Archaeologists Find That Ancient Canals in Modern Iraq Were Lined with Art
(Inside Science) -- Almost 3,000 years ago, an ancient people called the Assyrians dug an irrigation canal near their capital city of Nineveh. It brought water from the surrounding mountains to the fields outside the city walls.
This fall, a team of Italian and Iraqi archaeologists dug around an area called Faida and uncovered some of the sculpted rock reliefs that lined a canal running through it.
The reliefs showed images of their gods astride sacred animals. Protecting the deities were images of their king, Sargon II (he reigned from about 721-705 B.C.), that appeared at both ends of the god line.

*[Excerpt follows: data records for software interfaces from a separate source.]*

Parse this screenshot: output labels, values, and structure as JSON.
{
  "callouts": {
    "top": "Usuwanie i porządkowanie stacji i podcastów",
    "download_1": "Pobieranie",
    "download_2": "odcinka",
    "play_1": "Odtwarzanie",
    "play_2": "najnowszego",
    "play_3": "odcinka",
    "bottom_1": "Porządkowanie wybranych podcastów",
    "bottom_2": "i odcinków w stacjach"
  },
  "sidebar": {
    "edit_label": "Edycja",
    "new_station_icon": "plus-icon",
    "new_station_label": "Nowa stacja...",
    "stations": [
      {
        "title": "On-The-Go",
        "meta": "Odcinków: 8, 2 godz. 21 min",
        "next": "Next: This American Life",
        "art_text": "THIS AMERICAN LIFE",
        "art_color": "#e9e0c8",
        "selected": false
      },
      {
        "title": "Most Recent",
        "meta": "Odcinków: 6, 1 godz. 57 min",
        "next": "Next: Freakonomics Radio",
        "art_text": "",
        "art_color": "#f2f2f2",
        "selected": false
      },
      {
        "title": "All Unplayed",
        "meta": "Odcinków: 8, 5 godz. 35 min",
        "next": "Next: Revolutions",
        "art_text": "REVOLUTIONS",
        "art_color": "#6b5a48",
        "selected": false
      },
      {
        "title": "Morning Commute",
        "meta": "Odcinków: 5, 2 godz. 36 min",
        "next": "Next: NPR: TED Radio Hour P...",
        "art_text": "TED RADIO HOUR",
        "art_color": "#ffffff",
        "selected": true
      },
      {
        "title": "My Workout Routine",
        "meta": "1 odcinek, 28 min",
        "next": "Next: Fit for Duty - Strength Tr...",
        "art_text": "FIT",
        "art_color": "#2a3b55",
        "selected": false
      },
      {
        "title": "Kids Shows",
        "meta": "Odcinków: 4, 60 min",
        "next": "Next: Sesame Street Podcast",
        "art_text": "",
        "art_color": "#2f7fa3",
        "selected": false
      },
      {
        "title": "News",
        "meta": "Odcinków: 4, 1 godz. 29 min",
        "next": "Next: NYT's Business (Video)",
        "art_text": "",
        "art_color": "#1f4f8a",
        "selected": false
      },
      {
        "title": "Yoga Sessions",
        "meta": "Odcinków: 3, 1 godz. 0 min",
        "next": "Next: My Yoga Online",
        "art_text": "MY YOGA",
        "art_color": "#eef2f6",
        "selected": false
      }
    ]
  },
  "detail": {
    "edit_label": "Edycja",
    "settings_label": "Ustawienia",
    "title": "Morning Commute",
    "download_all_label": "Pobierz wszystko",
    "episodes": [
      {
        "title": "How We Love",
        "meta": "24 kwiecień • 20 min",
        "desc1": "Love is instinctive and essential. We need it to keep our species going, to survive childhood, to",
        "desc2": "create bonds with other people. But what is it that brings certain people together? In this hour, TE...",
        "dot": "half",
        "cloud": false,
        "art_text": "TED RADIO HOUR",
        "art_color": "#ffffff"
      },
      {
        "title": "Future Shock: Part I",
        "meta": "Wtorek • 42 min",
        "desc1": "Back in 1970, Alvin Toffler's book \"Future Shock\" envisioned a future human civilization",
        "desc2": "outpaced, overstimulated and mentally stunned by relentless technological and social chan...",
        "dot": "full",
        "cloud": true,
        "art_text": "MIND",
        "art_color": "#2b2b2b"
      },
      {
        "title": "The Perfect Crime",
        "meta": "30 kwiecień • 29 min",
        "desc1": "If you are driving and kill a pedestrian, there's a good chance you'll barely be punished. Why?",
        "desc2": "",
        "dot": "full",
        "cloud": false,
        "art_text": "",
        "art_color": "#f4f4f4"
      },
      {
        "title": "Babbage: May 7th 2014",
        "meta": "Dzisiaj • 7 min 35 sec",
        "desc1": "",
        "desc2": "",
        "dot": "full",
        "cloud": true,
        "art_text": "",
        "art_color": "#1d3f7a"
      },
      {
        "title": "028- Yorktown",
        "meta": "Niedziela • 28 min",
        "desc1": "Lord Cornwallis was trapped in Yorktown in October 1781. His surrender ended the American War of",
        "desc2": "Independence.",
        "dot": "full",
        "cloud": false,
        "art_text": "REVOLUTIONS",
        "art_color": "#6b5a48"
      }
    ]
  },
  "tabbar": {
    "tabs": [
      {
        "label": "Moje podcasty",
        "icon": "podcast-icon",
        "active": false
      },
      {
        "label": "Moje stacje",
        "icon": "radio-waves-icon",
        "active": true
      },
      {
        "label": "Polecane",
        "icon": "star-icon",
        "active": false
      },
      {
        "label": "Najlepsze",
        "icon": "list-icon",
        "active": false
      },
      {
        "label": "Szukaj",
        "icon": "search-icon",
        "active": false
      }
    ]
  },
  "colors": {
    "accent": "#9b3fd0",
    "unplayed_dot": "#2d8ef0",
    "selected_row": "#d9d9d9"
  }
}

“The impressive irrigation systems across the core region of the Assyrian Empire not only changed the economic foundation of the regions involved … but also profoundly modified the space and settlement patterns in the core of the Assyrian empire, along with the mental and symbolic perception people had of this newly created cultural landscape and its collective memory,” said Daniele Morandi Bonacossi from Udine University in Italy and part of the archaeological team.
The Assyrian empire originally began about 4,000 years ago, but the final phase, often called the Neo-Assyrian Empire, lasted from about 911-612 B.C. It fell after a few hundred years, in part, perhaps, because of environmental change, and the Assyrians were absorbed into a newer civilization, the Babylonians. They are best known today from the Old Testament's stories of the destruction of the Jerusalem Temple and the exile of 10 of the tribes of Israel. Sargon himself appears in the book of Isaiah by name as conquering the city of Ashdod.

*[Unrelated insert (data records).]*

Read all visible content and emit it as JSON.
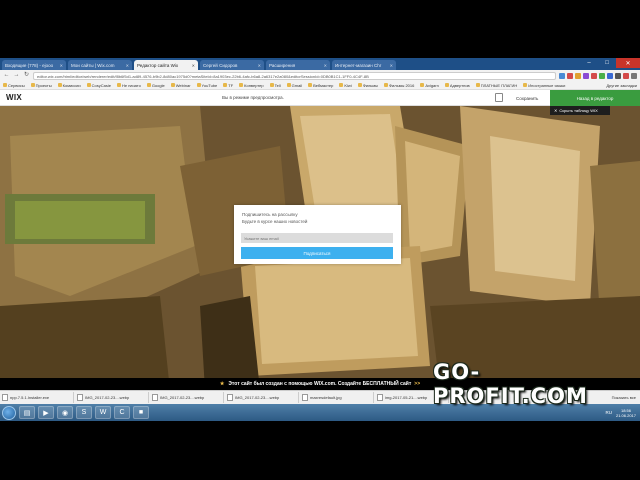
{
  "browser": {
    "tabs": [
      {
        "label": "Входящие (778) - ejooo",
        "active": false
      },
      {
        "label": "Мои сайты | Wix.com",
        "active": false
      },
      {
        "label": "Редактор сайта Wix",
        "active": true
      },
      {
        "label": "Сергей Сидоров",
        "active": false
      },
      {
        "label": "Расширения",
        "active": false
      },
      {
        "label": "Интернет-магазин Chr",
        "active": false
      }
    ],
    "url": "editor.wix.com/html/editor/web/renderer/edit/f8b6f5d1-ad89-4576-b9b2-8d80ac1975d0?metaSiteId=8a1903ec-22b6-4afc-b6a8-2a6317e2a080&editorSessionId=0DB0B1C1-1FF0-4C4F-8B",
    "bookmarks": [
      "Сервисы",
      "Проекты",
      "Комиссии",
      "CosyCasie",
      "Не начато",
      "Google",
      "Webinar",
      "YouTube",
      "TF",
      "Конвертер",
      "Tell",
      "Gmail",
      "Вебмастер",
      "Kiwi",
      "Фильмы",
      "Фильмы 2016",
      "Avigarn",
      "Адвертнов",
      "ПЛАТНЫЕ ПЛАГИН",
      "Иностранные языки"
    ],
    "bookmarks_other": "Другие закладки"
  },
  "wix": {
    "logo": "WIX",
    "preview_note": "Вы в режиме предпросмотра.",
    "save_label": "Сохранить",
    "back_to_editor_label": "Назад в редактор",
    "hide_label": "Скрыть таблицу WIX"
  },
  "popup": {
    "line1": "Подпишитесь на рассылку",
    "line2": "Будьте в курсе наших новостей",
    "input_placeholder": "Укажите ваш email",
    "button_label": "Подписаться"
  },
  "wix_banner": {
    "text": "Этот сайт был создан с помощью WIX.com. Создайте БЕСПЛАТНЫЙ сайт",
    "arrows": ">>"
  },
  "downloads": {
    "items": [
      "npp.7.5.1.Installer.exe",
      "IMG_2017-02-23....webp",
      "IMG_2017-02-23....webp",
      "IMG_2017-02-23....webp",
      "maxresdefault.jpg",
      "img-2017-05-21....webp"
    ],
    "show_all": "Показать все"
  },
  "taskbar": {
    "lang": "RU",
    "time": "18:56",
    "date": "21.06.2017"
  },
  "watermark": "GO-PROFIT.COM",
  "colors": {
    "tab_strip": "#1e4f87",
    "popup_button": "#3db0ef",
    "editor_green": "#3a9c3f"
  }
}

The Faida canal is located near the Kurdish city of Duhok, in Iraq. It is 4.4 miles long, with an average width of 3 feet. It was dug into limestone but now it is mostly covered by rocks that eroded from the mountains. Secondary canals branch off, presumably to spread the water to fields and for other uses.
The canal was fed by karst springs, and despite centuries of upheaval in the area, the water still flows in the canal.
In 2012, the Iraqi war did get to within about 15 miles of the dig, which potentially endangered the sites. However, Faida is not threatened by violence at the moment. The main threats are vandalism and the expansion of a nearby village, said Bonacossi.
The reliefs are around 16 feet high and 6.5 feet wide. The researchers used a drone to investigate the site before they went to uncover the reliefs, which were first discovered by a British expedition in 1973. Nearby warfare made excavation dangerous, and the reliefs were left buried over the decades for their protection, although the uppermost part was visible before excavation. More recently, using imaging technology, the researchers were able to record what was on the reliefs in case they became damaged.
There are not many other Assyrian remains left. These are the first Assyrian reliefs to be discovered since 1845.
From 925-725 B.C., the area had unusually high precipitation that scientists have dubbed the Assyrian megapluvial. The area was lush and productive. It was followed by a drought that lasted until 550 B.C., coincidental to the decline of the empire.
The drought was also accompanied by tensions between the Assyrians and the nearby Babylonians, and another group called the Medians, Bonacossi wrote in an email.
Nabopolassar, king of Babylonia and the father of Nebuchadnezzar, finally defeated the Assyrians with the help of the Medians, and they were absorbed into the new Babylonian empire. After the Assyrians drove the Hebrews into exile the Babylonian king Nebuchadnezzar eventually let them return.
The Assyrians were almost indistinguishable from the Babylonians, said Tammi Schneider, professor of religion at Claremont Graduate University in California.
Their languages were so similar that Babylonians and Assyrians could probably understand each other. Their alphabets were also similar. They had essentially the same religion; their gods had different names but were very similar.
“The current political situation has not impeded research,” Bonacossi wrote, “but at certain moments made it more difficult.” At times in the past decade, ISIS was active in the area, which led the Italians and Iraqis to leave the reliefs buried to reduce the chance that ISIS would destroy them as they have other cultural sites.
One goal of the archaeologists is to eventually turn the area into an archaeological park, something like the ruins of Nineveh were before war broke out.